      1. In those cases where the instructor is a faculty member, the plan is forwarded to the DEO, dean, and Office of the Provost.
      2. In those cases where the instructor is a staff member, the plan is forwarded to the Senior Human Resources Leadership Representative and University Human Resources.
      3. In those cases where the instructor is a graduate assistant, the plan is forwarded to the dean of the employing college, the Graduate College, the Office of the Dean of Students, and the Office of the Vice President for Student Life.
    5. Upon approval, a copy of the plan is directed to the instructor.
    6. The person responsible for development of the plan reviews it annually and reports to the respective office as designated above.
    7. The instructor may take any of the following actions:
      1. comply with the plan, in which case the matter is resolved; or
      2. challenge the determination that a policy violation occurred or any discipline imposed by:
        1. accessing III-29 Faculty Dispute Procedures and the portion of the procedures dealing with faculty ethics (III-29.7), when the instructor is a faculty member.
        2. accessing applicable University policies, including III-16 Ethics and Responsibilities for University Staff, and the applicable discipline and/or grievance procedures (see III-28 and/or relevant collective bargaining agreement), when the instructor is a staff member.
        3. accessing the portion of the procedures dealing with graduate assistant employment (III-12.4) for employment related discipline, and the applicable procedures in the Code of Student Life for discipline related to student status, when the instructor is a graduate assistant.
    8. The recipient notifies the complainant that a management plan is in place or that no policy violation occurred.

5.6 Confidentiality

  1. In order to encourage instructors to self-disclose consensual relationships prohibited under this policy and to empower members of the University community to voice concerns and bring complaints, the University will make every reasonable effort to conduct all proceedings in a manner that will protect the confidentiality of all parties. The University of Iowa cannot guarantee confidentiality in all cases, however.
  2. Anyone (student or others) who wishes to consult with someone about a specific situation on a confidential basis or to learn more about enforcement of the policy may contact any of the following offices or organizations:
    1. Office of the Ombudsperson (for faculty, staff, or students), C108 Seashore Hall;
    2. Employee Assistance Program (for faculty or staff), 121-50 University Services Building;
    3. University Counseling Service (for students), 3223 Westlawn;
    4. Women's Resource and Action Center (for faculty, staff, or students), Bowman House.
  3. The University treats as confidential information received in the course of resolving a complaint. Parties to a complaint are expected to observe the same standard of strict confidentiality. This practice is in the best interests of all parties to the complaint. A party's failure to maintain confidentiality may be regarded as retaliation. Reasonable effort will be made to maintain the confidentiality of the persons who assist the resolution of alleged violations of this policy. Nevertheless, such individuals must understand that it may become necessary to disclose their identities, either directly or indirectly, in the course of resolving the complaint.

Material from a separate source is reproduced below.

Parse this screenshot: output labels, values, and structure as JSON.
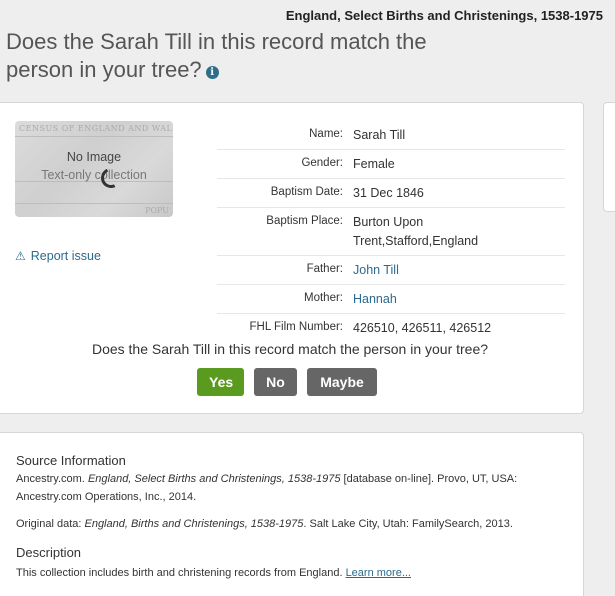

    Dissemination of documents relating to a complaint, other than as necessary to pursue an appeal, grievance, or other legal or administrative proceeding, is prohibited and may lead to disciplinary action.

  4. To the extent possible, all information received in connection with a management plan will be treated as confidential except to the extent necessary to disclose particulars in the course of its planning and/or implementation, as approved according to II-5.5c(4) above. All community members involved in the management plan process should observe the same standard of discretion and respect for the reputation of everyone involved.

(See also II-4 Sexual Harassment.)